►

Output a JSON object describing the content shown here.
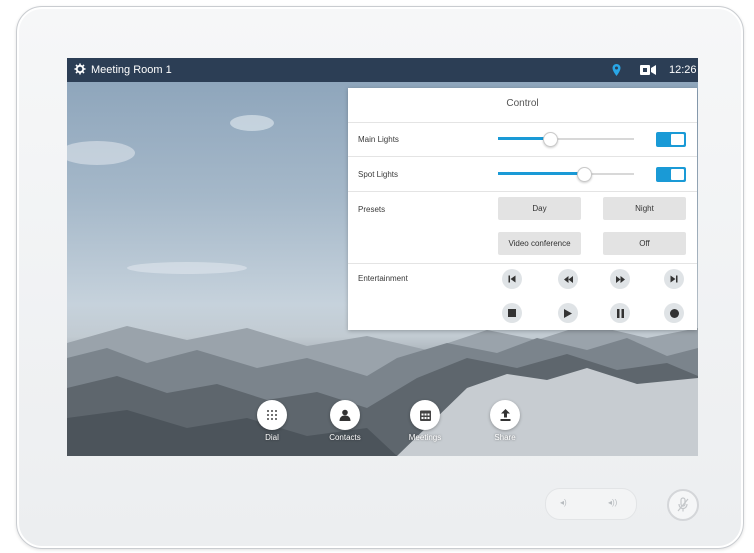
{
  "statusbar": {
    "room_name": "Meeting Room 1",
    "time": "12:26",
    "icons": [
      "gear-icon",
      "location-pin-icon",
      "camera-icon"
    ],
    "accent_color": "#2c3e55"
  },
  "control_panel": {
    "title": "Control",
    "main_lights": {
      "label": "Main Lights",
      "level": 0.38,
      "on": true
    },
    "spot_lights": {
      "label": "Spot Lights",
      "level": 0.63,
      "on": true
    },
    "presets": {
      "label": "Presets",
      "day": "Day",
      "night": "Night",
      "video_conference": "Video conference",
      "off": "Off"
    },
    "entertainment": {
      "label": "Entertainment",
      "controls": [
        "skip-previous-icon",
        "rewind-icon",
        "fast-forward-icon",
        "skip-next-icon",
        "stop-icon",
        "play-icon",
        "pause-icon",
        "record-icon"
      ]
    },
    "accent_color": "#1a9ad6"
  },
  "dock": {
    "dial": "Dial",
    "contacts": "Contacts",
    "meetings": "Meetings",
    "share": "Share"
  },
  "hardware": {
    "buttons": [
      "volume-down-icon",
      "volume-up-icon",
      "microphone-mute-icon"
    ]
  }
}
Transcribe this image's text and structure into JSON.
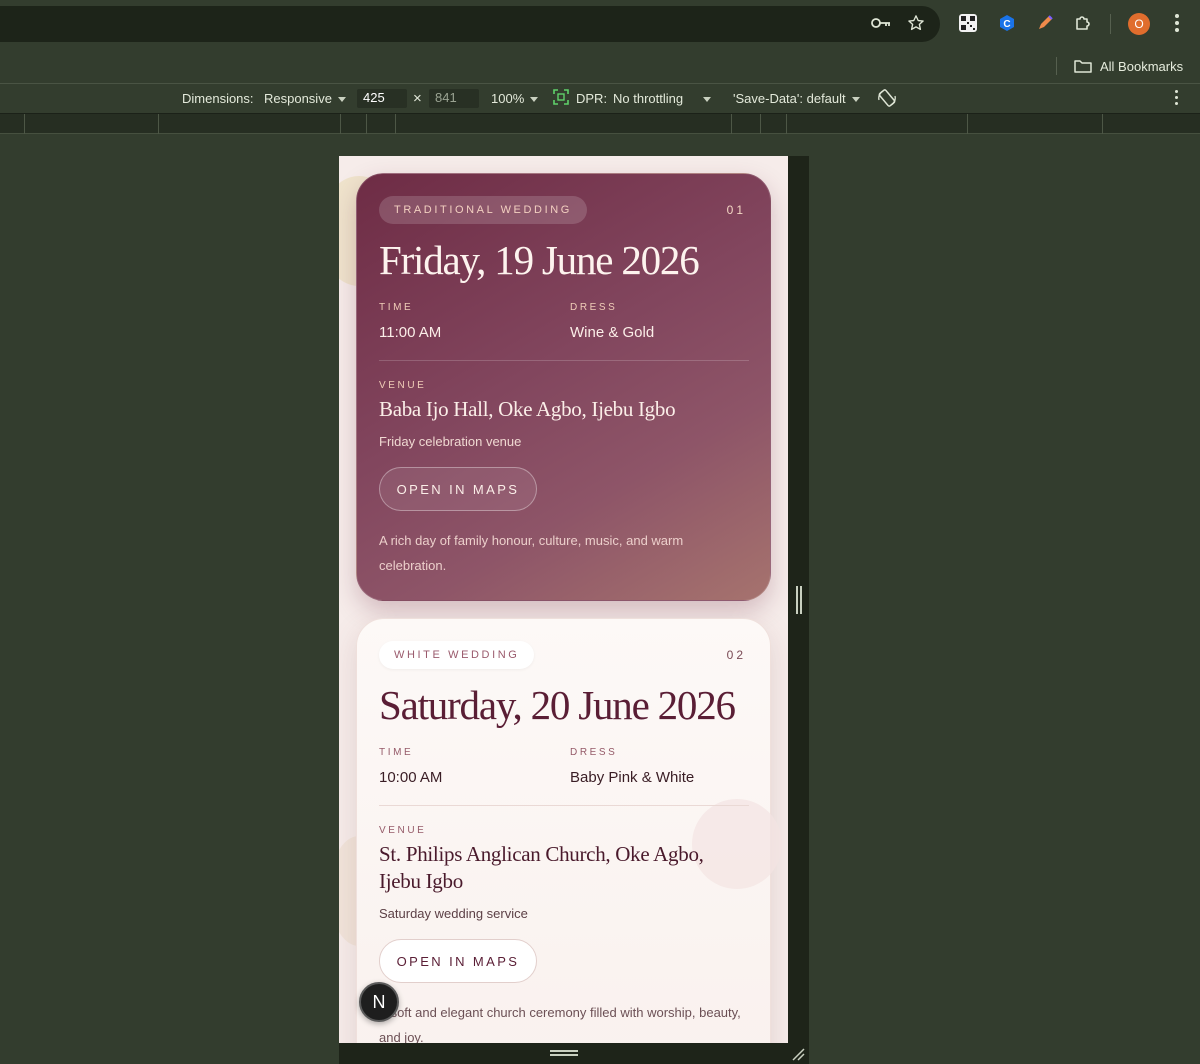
{
  "toolbar": {
    "bookmarks_label": "All Bookmarks",
    "avatar_letter": "O"
  },
  "device_toolbar": {
    "dimensions_label": "Dimensions:",
    "dimensions_value": "Responsive",
    "width": "425",
    "times": "×",
    "height": "841",
    "zoom": "100%",
    "dpr_label": "DPR:",
    "throttling": "No throttling",
    "save_data": "'Save-Data': default"
  },
  "events": [
    {
      "tag": "TRADITIONAL WEDDING",
      "number": "01",
      "date": "Friday, 19 June 2026",
      "time_label": "TIME",
      "time": "11:00 AM",
      "dress_label": "DRESS",
      "dress": "Wine & Gold",
      "venue_label": "VENUE",
      "venue": "Baba Ijo Hall, Oke Agbo, Ijebu Igbo",
      "venue_note": "Friday celebration venue",
      "maps_label": "OPEN IN MAPS",
      "description": "A rich day of family honour, culture, music, and warm celebration."
    },
    {
      "tag": "WHITE WEDDING",
      "number": "02",
      "date": "Saturday, 20 June 2026",
      "time_label": "TIME",
      "time": "10:00 AM",
      "dress_label": "DRESS",
      "dress": "Baby Pink & White",
      "venue_label": "VENUE",
      "venue": "St. Philips Anglican Church, Oke Agbo, Ijebu Igbo",
      "venue_note": "Saturday wedding service",
      "maps_label": "OPEN IN MAPS",
      "description": "A soft and elegant church ceremony filled with worship, beauty, and joy."
    }
  ],
  "nextjs_badge": "N",
  "colors": {
    "card1_start": "#6e2c45",
    "card1_end": "#a6736e",
    "accent_gold": "#f0cdb8",
    "wine_text": "#5a1e35"
  }
}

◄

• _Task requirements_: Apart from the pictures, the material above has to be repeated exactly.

• _Solution to this problem_:
Output a JSON object describing the content shown here.
{
  "statusbar": {
    "room_name": "Meeting Room 1",
    "time": "12:26",
    "icons": [
      "gear-icon",
      "location-pin-icon",
      "camera-icon"
    ],
    "accent_color": "#2c3e55"
  },
  "control_panel": {
    "title": "Control",
    "main_lights": {
      "label": "Main Lights",
      "level": 0.38,
      "on": true
    },
    "spot_lights": {
      "label": "Spot Lights",
      "level": 0.63,
      "on": true
    },
    "presets": {
      "label": "Presets",
      "day": "Day",
      "night": "Night",
      "video_conference": "Video conference",
      "off": "Off"
    },
    "entertainment": {
      "label": "Entertainment",
      "controls": [
        "skip-previous-icon",
        "rewind-icon",
        "fast-forward-icon",
        "skip-next-icon",
        "stop-icon",
        "play-icon",
        "pause-icon",
        "record-icon"
      ]
    },
    "accent_color": "#1a9ad6"
  },
  "dock": {
    "dial": "Dial",
    "contacts": "Contacts",
    "meetings": "Meetings",
    "share": "Share"
  },
  "hardware": {
    "buttons": [
      "volume-down-icon",
      "volume-up-icon",
      "microphone-mute-icon"
    ]
  }
}
Transcribe this image's text and structure into JSON.
{
  "toolbar": {
    "bookmarks_label": "All Bookmarks",
    "avatar_letter": "O"
  },
  "device_toolbar": {
    "dimensions_label": "Dimensions:",
    "dimensions_value": "Responsive",
    "width": "425",
    "times": "×",
    "height": "841",
    "zoom": "100%",
    "dpr_label": "DPR:",
    "throttling": "No throttling",
    "save_data": "'Save-Data': default"
  },
  "events": [
    {
      "tag": "TRADITIONAL WEDDING",
      "number": "01",
      "date": "Friday, 19 June 2026",
      "time_label": "TIME",
      "time": "11:00 AM",
      "dress_label": "DRESS",
      "dress": "Wine & Gold",
      "venue_label": "VENUE",
      "venue": "Baba Ijo Hall, Oke Agbo, Ijebu Igbo",
      "venue_note": "Friday celebration venue",
      "maps_label": "OPEN IN MAPS",
      "description": "A rich day of family honour, culture, music, and warm celebration."
    },
    {
      "tag": "WHITE WEDDING",
      "number": "02",
      "date": "Saturday, 20 June 2026",
      "time_label": "TIME",
      "time": "10:00 AM",
      "dress_label": "DRESS",
      "dress": "Baby Pink & White",
      "venue_label": "VENUE",
      "venue": "St. Philips Anglican Church, Oke Agbo, Ijebu Igbo",
      "venue_note": "Saturday wedding service",
      "maps_label": "OPEN IN MAPS",
      "description": "A soft and elegant church ceremony filled with worship, beauty, and joy."
    }
  ],
  "nextjs_badge": "N",
  "colors": {
    "card1_start": "#6e2c45",
    "card1_end": "#a6736e",
    "accent_gold": "#f0cdb8",
    "wine_text": "#5a1e35"
  }
}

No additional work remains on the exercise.